This time of year Lanhill is accessible and flat and doable in sandals though I imagine the undergrowth could become prickly and stingy toward the summer. The greatest obstacle is the stile as you enter the field. Alongside there is a metal gate that is more visible from the road. If you plan to visit then perhaps to turn left into the track is easier so from the direction of Chippenham on the A420 just past the turning for Yatton Keynell and Castle Combe notice the telegraph wires across the road and turn into the track on the left almost beneath them. Leaving the gateway clear cross the ditch and over the stile. In front of you is Lanhill Clump and to the right is the barrow; approximately 185ft long and 90ft wide and perhaps 6ft high; presenting its broader short end tapering off to the West.
I pause and drift back to the inhabitants. It is hard not to.
I was told a skeleton was found just inside a tiny chamber ‘sitting up’. Aubrey Burl’s 1982 Rites of the Gods account seems to confirm this. So there He was in my mind’s eye crammed against the entrance stone trussed in a foetal position; a grown man with a terrible childhood injury to his elbow that would have left him disabled throughout his life and reliant on good will. Perhaps he was the last. Burl’s describes a strangely enthusiastic effort by two chaps named Piggott and Keiller to emulate the situation in the tiny chamber. A replica of the chamber was built and it was found that the stacking of inhabitants' bones further in could only have been achieved by wriggling on the belly amongst them. The bearer of what must have been a Neolithic short straw busied themselves in a macabre tidy up before easing out wormlike and then unceremoniously shoving the latest body into the space; wedging it there with a block stone. Many barrow explorers describe the journey in as one where they find complete skeletons near the entrances through progressive disambulation and finally in the deepest parts sometimes ad hoc and sometimes neatly organised bones. These are often re-categorised so that skulls are together, thigh bones together. Well....I am sure you get my drift. So the bones make their journey to the Underworld under ground and over time and enabled by their pals entering and re-entering to assist in the passage from body to spirit.
Emerging into the sunshine to the South and rewarded by a deer in the distance dashing across the base of Lanhill itself I suddenly come upon the only remaining excavated entrance and a cosy chamber the size of a small double bed. It seems a little incongruent in it’s preservation but nonetheless gives the barrow a face, a feature, a dank, cool mouth. The stones are wondrous as ancient stones always are.
The part of me seeking this ingress is thrilled but my feet quickly draw me back toward the beech. This phenomenon is familiar to me; that I go somewhere to see a particular aspect and then am unexpectedly distracted and drawn to quite another.
So I traverse the belly and find my home perching beneath the beech again upon the rise of the mound and blending into it and there I stay for perhaps an hour.

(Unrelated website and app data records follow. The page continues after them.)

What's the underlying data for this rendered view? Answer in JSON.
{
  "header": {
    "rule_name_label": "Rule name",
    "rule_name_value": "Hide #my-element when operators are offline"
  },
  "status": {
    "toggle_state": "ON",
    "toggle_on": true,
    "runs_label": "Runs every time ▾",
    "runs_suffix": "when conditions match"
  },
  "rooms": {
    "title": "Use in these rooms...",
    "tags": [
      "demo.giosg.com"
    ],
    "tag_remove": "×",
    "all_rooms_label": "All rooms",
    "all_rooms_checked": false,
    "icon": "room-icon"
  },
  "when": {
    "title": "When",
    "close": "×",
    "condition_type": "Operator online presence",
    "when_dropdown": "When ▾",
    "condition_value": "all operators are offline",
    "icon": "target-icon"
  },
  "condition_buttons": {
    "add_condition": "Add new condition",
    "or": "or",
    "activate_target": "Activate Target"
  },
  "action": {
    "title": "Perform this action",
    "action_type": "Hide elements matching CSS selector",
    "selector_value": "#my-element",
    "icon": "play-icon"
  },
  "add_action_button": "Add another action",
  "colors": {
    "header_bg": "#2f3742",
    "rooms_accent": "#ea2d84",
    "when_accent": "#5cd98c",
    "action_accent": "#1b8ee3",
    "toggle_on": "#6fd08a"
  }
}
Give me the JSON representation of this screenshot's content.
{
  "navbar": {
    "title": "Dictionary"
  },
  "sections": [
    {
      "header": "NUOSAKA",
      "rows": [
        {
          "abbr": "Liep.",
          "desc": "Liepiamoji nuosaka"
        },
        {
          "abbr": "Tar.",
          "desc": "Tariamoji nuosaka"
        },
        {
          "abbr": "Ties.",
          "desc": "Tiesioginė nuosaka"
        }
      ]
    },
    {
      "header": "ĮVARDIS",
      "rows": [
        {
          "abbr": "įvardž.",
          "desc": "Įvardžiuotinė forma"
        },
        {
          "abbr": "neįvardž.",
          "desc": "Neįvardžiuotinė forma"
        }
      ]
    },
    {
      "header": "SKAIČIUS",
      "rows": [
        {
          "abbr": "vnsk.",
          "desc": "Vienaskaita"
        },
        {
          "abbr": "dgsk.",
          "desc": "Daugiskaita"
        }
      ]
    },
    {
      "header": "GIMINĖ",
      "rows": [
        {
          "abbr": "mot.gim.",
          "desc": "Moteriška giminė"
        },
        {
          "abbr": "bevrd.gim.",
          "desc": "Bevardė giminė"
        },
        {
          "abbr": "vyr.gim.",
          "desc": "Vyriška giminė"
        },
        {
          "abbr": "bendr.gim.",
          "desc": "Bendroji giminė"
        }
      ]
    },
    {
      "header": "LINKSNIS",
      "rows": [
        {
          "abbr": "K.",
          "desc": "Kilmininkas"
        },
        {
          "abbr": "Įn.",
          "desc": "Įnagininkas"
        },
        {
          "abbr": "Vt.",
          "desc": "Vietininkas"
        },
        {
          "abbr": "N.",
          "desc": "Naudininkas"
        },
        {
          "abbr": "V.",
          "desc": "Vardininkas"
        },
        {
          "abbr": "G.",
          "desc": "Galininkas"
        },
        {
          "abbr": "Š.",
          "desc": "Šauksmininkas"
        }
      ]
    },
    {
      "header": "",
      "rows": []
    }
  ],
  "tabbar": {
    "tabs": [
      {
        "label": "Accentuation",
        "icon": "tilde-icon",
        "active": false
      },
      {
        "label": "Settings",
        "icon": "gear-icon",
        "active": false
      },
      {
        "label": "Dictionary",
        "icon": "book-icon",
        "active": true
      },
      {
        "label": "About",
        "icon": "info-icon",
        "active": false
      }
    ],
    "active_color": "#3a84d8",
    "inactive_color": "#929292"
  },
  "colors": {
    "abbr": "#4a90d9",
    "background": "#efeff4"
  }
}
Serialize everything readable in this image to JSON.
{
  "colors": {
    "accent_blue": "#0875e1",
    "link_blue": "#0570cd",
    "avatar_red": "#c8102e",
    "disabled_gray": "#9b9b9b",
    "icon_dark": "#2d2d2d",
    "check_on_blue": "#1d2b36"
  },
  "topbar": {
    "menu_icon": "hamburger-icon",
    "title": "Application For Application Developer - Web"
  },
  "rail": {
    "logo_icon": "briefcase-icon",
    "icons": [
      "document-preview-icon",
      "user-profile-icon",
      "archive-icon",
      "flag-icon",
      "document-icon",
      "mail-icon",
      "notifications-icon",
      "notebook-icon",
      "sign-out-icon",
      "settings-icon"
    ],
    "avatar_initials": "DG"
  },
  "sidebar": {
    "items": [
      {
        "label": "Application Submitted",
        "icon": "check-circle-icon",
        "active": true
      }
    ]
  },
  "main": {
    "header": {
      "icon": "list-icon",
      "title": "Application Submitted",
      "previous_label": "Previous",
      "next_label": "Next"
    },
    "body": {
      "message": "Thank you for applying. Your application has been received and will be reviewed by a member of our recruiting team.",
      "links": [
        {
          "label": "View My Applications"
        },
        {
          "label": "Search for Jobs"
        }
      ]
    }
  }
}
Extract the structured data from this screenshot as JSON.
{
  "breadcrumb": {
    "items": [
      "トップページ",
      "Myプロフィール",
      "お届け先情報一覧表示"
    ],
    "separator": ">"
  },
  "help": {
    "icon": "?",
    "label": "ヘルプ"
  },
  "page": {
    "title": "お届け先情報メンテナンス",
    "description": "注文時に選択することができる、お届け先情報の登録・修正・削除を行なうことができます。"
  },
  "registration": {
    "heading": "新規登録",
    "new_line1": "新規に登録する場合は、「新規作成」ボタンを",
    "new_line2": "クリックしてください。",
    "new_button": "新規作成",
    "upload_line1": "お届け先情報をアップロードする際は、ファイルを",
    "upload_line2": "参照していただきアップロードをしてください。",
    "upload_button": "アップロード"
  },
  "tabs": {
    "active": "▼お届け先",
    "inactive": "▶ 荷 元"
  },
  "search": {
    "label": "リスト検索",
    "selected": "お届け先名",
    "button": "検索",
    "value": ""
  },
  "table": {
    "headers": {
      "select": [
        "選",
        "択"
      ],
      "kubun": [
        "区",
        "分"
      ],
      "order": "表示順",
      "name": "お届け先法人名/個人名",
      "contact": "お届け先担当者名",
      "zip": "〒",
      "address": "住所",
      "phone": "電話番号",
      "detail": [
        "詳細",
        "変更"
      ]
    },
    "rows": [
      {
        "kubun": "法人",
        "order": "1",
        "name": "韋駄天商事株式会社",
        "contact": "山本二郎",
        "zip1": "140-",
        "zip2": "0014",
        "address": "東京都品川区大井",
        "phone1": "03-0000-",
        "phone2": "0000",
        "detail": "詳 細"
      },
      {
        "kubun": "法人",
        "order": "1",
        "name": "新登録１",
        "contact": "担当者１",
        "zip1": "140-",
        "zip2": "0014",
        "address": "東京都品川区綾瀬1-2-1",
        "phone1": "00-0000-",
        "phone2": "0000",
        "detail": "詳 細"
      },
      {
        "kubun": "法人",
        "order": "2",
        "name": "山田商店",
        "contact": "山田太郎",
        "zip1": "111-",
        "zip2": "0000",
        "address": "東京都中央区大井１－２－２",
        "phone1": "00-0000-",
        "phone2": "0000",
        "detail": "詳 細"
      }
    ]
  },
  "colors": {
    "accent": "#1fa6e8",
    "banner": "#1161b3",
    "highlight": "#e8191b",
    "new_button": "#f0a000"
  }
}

These places are so much more than seeing sights. They can engage all the senses and most particularly for me a connectio